Dear Jill: I use a couple different cash-back apps where you scan your receipt and get money put back in an account. You always used to be able to scan the same receipt and use it on multiple apps. I recently bought some cereal that was featured for two different rebates in two different apps. I was surprised when I got a message back from one app saying I had already redeemed this particular receipt for the cereal offer! How did they know, and is this going to become more common?” — Taylor K.
Dear Taylor: Indeed, the days of redeeming the same, single receipt across multiple rebate apps appear to be numbered. Two popular cash-back apps, Checkout 51 and SavingStar, have begun to work together to thwart rebates being redeemed on the same items with the same receipt. What this means for you is that if you try to redeem the same receipt for the same item or items in both apps, one of your rebates will be denied.
From the manufacturers’ standpoint, the brands don’t want to pay two rebates on the same, single item that was purchased. If you read the fine print in these apps, they state your rebates may be denied if you combine them with another app offer or manufacturer coupon. This brings us to another reader’s related question:
Dear Jill: I use a cash-back rebate app pretty often but recently found out I am not getting credit for my receipts on a lot of things because I used coupons to buy them. This never used to be a problem before. How do they know I used coupons? My grocery store receipt doesn’t even show the coupon by the product when it is scanned. They are just shown in a big list at the bottom of the receipt. — Bryan P.
Dear Bryan: For the same reasons noted above, some rebate app offers have begun prohibiting stacking a rebate app with a manufacturer coupon: Both offers are reimbursed by the same company, and the brands do not want to pay out both for the coupon and for the rebate.
Consumers often use the term “stacking” to refer to legitimately pairing two different discounts together on the same item. If I buy a tube of toothpaste at the drugstore, and the store offers a 50-cent-off store coupon, I may “stack” a $1 manufacturer coupon with the store coupon and enjoy a $1.50 discount on that same, single tube of toothpaste.
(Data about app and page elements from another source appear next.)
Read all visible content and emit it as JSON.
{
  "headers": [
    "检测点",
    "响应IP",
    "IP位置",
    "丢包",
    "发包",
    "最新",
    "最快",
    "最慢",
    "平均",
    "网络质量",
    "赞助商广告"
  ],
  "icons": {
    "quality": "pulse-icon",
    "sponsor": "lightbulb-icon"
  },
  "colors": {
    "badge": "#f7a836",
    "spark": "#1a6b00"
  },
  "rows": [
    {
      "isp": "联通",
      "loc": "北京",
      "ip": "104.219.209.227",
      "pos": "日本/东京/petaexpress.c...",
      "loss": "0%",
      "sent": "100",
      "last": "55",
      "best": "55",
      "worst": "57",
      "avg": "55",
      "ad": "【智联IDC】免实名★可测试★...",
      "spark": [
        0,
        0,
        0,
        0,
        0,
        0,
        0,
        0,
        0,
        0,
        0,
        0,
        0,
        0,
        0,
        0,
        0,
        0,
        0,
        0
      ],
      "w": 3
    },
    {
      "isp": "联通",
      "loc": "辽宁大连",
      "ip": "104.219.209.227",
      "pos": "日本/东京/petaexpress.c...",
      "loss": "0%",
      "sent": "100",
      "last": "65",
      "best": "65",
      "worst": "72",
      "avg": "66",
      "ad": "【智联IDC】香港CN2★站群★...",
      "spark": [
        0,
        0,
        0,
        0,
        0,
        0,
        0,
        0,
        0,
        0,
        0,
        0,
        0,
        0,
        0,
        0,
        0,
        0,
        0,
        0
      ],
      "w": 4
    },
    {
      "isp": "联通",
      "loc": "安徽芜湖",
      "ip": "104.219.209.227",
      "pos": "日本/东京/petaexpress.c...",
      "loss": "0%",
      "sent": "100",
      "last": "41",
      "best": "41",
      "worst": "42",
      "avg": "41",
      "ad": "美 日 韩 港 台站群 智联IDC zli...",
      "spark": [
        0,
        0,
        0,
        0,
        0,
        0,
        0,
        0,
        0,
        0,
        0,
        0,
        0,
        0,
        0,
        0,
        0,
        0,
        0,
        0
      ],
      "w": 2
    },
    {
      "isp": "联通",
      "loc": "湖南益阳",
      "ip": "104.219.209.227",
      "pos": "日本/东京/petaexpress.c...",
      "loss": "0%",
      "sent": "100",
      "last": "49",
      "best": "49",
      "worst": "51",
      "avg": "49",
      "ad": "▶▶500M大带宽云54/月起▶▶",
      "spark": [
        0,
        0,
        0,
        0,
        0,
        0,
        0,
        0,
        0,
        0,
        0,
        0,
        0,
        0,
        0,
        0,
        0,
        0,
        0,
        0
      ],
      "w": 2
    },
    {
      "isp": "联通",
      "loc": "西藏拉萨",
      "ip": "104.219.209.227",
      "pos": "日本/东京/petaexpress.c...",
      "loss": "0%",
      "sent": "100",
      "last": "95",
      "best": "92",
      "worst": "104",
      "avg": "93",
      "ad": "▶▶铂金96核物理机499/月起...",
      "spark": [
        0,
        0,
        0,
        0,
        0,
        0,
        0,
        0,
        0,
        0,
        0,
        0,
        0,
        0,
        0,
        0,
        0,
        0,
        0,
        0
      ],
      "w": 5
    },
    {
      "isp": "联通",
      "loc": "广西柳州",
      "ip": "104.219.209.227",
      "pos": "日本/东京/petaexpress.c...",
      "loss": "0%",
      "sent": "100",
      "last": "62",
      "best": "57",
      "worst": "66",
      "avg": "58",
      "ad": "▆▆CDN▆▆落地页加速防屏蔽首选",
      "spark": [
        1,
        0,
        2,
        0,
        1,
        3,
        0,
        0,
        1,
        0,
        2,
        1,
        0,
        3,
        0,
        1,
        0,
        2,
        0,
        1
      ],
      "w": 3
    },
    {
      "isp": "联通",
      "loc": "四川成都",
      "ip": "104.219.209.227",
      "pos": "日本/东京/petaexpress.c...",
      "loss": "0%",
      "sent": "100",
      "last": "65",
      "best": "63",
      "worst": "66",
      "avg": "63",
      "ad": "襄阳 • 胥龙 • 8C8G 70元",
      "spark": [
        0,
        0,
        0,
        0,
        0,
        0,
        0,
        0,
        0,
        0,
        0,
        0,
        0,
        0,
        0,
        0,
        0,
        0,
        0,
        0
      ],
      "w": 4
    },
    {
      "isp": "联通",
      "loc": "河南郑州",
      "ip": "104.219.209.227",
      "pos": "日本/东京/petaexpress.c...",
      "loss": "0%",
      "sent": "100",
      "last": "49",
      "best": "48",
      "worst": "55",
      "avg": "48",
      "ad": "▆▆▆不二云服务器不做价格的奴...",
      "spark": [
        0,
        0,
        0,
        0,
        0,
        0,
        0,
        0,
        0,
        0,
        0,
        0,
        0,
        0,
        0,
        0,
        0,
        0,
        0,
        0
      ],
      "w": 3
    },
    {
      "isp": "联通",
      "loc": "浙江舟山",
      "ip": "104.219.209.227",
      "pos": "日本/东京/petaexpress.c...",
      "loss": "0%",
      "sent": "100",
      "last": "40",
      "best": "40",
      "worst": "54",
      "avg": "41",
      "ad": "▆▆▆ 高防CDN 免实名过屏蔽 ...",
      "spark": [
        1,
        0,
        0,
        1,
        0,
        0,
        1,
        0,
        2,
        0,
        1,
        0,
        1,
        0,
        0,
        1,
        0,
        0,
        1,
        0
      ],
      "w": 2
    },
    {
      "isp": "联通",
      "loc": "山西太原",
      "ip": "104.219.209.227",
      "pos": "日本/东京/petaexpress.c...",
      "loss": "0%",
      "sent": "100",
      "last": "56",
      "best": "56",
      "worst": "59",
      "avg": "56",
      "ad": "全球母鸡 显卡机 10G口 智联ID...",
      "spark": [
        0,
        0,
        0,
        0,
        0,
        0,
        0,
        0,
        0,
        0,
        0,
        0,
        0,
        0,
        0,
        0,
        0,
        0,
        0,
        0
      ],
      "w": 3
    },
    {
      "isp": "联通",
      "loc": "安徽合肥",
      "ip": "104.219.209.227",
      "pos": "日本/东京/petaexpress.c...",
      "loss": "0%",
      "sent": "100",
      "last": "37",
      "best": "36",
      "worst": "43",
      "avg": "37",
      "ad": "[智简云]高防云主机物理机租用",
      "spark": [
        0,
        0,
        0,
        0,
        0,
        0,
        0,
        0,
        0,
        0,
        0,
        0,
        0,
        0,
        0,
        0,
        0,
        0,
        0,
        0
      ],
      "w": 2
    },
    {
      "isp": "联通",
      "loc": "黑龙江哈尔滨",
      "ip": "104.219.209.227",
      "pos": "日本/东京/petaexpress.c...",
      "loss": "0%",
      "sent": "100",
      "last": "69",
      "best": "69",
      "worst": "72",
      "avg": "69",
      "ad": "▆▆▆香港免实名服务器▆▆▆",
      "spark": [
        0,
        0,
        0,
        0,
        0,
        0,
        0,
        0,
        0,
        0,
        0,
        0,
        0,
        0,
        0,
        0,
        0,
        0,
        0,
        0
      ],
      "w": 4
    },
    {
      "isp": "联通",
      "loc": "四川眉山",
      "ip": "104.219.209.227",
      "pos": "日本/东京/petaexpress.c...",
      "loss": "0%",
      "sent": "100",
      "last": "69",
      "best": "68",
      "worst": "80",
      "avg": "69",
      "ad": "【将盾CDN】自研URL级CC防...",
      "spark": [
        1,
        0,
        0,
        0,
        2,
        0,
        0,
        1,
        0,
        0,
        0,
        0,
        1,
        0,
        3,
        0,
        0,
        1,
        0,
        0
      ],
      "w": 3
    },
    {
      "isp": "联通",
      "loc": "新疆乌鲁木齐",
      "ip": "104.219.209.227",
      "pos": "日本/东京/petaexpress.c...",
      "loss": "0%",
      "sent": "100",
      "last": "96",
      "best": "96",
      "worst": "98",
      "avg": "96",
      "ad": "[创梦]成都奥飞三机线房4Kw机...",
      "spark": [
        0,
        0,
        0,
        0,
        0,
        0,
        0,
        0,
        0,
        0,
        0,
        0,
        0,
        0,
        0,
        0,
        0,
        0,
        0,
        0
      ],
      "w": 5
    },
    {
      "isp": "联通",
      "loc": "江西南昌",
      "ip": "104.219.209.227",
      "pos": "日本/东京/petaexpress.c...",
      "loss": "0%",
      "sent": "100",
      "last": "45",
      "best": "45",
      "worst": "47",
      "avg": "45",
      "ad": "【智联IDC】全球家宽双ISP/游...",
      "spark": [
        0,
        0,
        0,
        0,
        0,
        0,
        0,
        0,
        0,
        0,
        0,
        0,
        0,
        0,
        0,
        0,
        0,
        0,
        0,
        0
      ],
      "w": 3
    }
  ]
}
However, when I first began working in the industry side of couponing versus the consumer side, I found it interesting that many people within the coupon industry use the term “stacking” to refer to consumers receiving two manufacturer-reimbursed discounts on the same, single item – something the industry is against and actively works to prohibit.
It’s a bit of a disconnect, because when consumers pair a store coupon and a manufacturer coupon together, they’re legitimately stacking offers in a way that’s in accordance to a store’s coupon policy. This kind of stacking is both permissible and allowed. However, for a long time, consumers have been allowed to stack manufacturer coupons with rebate apps, and this kind of stacking is something the industry largely remained quiet about until recently. Certainly, the brands knew it was happening, but it was something to which they seemed to turn a blind eye.
Of course, when you don’t prohibit consumers from doing something, it’s often seen as giving permission, and coupon and rebate app stacking began to flourish.
As the apps have grown in popularity, it’s not surprising brands are beginning to crack down on those who are utilizing two brand-reimbursed discounts on the same item — and working together with multiple apps to prevent cross-app redemption.
When you’re putting future deals together, I recommend determining which discount would benefit you more. If one coupon or app offers a deeper discount than another, use the one with the best savings for you, because it’s unlikely you will continue to receive both when pairing rebate apps and coupons.